Before 2009, cryptocurrency and blockchain were not popular terms. However, since their release as open-source software that year, the underlying technology has become a crucial driver for various industries, including finance, gaming, health care, engineering and agriculture. The size of the blockchain industry is expected to reach a stunning $23.3 billion in 2023.
Blockchain technology is a decentralized, digitized ledger or database for storing “blocks” of information. It allows for the transfer of ownership of units using an encryption system without requiring control by the government or a central bank. In this article, we will discuss how blockchain will revolutionize the healthcare industry.
Blockchain eliminates breaches in doctor-patient confidentiality
Although the healthcare industry has, since inception, insisted on its quality of patient confidentiality, it has been plagued by insufficient security and hacking of patients’ medical records for many years. Many healthcare professionals have even been exposed to litigation on account of a breach in health records.
With the adaptation of blockchain tech into the sector, not only can health records be stored on the blockchain, but patients also get to decide who can access their information. This way, responsibility is maintained by the health professional, any breach of patient health information can be easily traced, and unauthorized third-party access to sensitive information can be eliminated.

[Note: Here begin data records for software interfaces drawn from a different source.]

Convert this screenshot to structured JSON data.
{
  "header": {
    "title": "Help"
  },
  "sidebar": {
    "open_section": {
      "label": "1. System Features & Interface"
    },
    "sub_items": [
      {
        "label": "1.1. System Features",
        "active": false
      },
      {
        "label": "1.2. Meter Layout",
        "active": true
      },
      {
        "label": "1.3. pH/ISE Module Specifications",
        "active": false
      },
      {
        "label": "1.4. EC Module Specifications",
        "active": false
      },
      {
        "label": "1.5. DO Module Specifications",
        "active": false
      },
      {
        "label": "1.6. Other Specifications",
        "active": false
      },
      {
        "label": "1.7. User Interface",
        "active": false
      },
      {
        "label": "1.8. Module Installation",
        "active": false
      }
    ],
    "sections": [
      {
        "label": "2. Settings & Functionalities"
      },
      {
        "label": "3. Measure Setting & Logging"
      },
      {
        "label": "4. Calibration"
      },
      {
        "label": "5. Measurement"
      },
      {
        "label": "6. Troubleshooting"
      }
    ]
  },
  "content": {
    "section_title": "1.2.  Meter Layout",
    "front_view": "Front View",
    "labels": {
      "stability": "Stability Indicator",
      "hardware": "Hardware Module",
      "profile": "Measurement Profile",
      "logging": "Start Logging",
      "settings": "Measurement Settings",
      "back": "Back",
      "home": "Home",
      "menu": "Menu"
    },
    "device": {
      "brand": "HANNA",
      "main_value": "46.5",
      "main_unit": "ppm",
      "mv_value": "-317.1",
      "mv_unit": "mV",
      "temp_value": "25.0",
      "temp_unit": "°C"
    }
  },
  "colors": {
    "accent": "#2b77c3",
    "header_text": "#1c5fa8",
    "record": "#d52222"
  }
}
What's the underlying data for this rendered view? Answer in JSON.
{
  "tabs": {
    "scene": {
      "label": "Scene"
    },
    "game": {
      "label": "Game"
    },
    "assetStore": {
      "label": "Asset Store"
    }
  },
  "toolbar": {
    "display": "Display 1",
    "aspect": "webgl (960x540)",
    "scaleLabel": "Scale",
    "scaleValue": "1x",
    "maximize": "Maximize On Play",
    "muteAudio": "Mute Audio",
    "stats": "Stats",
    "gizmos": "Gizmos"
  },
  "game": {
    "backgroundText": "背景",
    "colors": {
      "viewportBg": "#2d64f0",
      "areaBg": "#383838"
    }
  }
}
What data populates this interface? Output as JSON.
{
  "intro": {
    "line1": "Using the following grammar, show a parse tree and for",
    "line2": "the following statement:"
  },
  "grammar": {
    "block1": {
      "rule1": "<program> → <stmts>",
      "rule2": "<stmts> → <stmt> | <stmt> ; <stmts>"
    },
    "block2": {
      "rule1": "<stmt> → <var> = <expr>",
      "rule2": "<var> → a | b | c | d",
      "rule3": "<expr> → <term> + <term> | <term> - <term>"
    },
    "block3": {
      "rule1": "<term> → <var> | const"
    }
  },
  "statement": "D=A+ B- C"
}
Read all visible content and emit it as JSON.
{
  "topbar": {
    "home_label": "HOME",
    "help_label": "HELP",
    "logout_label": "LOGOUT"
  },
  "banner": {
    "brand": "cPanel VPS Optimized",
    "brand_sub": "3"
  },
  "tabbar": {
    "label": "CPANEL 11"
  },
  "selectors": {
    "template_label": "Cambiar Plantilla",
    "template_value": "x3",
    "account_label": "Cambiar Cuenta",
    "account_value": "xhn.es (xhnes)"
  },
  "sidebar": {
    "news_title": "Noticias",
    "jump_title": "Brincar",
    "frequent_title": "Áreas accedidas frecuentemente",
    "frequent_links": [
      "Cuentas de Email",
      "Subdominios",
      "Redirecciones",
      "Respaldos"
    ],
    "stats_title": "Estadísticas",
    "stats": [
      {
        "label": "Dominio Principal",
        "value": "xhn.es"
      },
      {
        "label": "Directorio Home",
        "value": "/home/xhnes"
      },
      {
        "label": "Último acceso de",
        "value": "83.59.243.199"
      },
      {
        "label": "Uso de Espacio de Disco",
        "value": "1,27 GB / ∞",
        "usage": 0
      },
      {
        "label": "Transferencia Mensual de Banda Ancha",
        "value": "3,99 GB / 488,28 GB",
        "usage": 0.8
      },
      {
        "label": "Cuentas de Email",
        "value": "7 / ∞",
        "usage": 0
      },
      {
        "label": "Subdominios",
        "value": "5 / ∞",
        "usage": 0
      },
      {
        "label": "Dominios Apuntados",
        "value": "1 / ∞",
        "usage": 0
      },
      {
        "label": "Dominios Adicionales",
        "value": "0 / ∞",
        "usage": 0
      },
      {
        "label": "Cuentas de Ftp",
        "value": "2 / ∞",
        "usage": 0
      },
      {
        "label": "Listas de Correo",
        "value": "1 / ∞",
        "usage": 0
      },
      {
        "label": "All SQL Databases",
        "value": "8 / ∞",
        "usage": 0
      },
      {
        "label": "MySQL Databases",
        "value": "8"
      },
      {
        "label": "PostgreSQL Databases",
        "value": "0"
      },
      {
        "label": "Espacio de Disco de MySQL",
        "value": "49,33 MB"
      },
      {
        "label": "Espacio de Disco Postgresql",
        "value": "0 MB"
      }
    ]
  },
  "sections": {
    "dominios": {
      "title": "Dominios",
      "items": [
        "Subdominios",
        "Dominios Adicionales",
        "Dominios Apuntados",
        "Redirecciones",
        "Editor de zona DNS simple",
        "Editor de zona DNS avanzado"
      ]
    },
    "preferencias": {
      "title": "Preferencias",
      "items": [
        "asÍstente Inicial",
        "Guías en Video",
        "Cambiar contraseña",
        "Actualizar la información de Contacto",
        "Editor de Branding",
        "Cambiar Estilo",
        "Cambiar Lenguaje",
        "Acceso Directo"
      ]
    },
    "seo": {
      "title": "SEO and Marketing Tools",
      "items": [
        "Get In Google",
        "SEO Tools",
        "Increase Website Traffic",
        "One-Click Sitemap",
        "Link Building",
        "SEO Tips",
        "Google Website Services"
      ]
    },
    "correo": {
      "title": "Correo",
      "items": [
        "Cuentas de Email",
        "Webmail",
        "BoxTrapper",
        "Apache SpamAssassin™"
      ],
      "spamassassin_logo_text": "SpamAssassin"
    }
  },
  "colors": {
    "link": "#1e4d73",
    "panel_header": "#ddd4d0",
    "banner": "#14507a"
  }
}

Blockchain prevents medical errors
A study published by Johns Hopkins patient safety experts suggests that in the United States, over 250,000 people die every year due to medical errors. This is particularly alarming when considering the leading cause of death in the U.S.—heart disease—which is responsible for about 647,000 deaths annually.
Blockchain data can only be added, not erased. This is precisely how health information should be stored. Physicians can access the historical medical records of their patients from their very first hospital visit. Dr. David Classen, a chief medical information officer at Pascal metrics, admitted in an interview that the system of care is fragmented. He continued, “Any tools that enable patients to manage their health-care needs will be a game-changer.” Blockchain has come to effectively dissolve the dilemma of errors and digitize patient health records.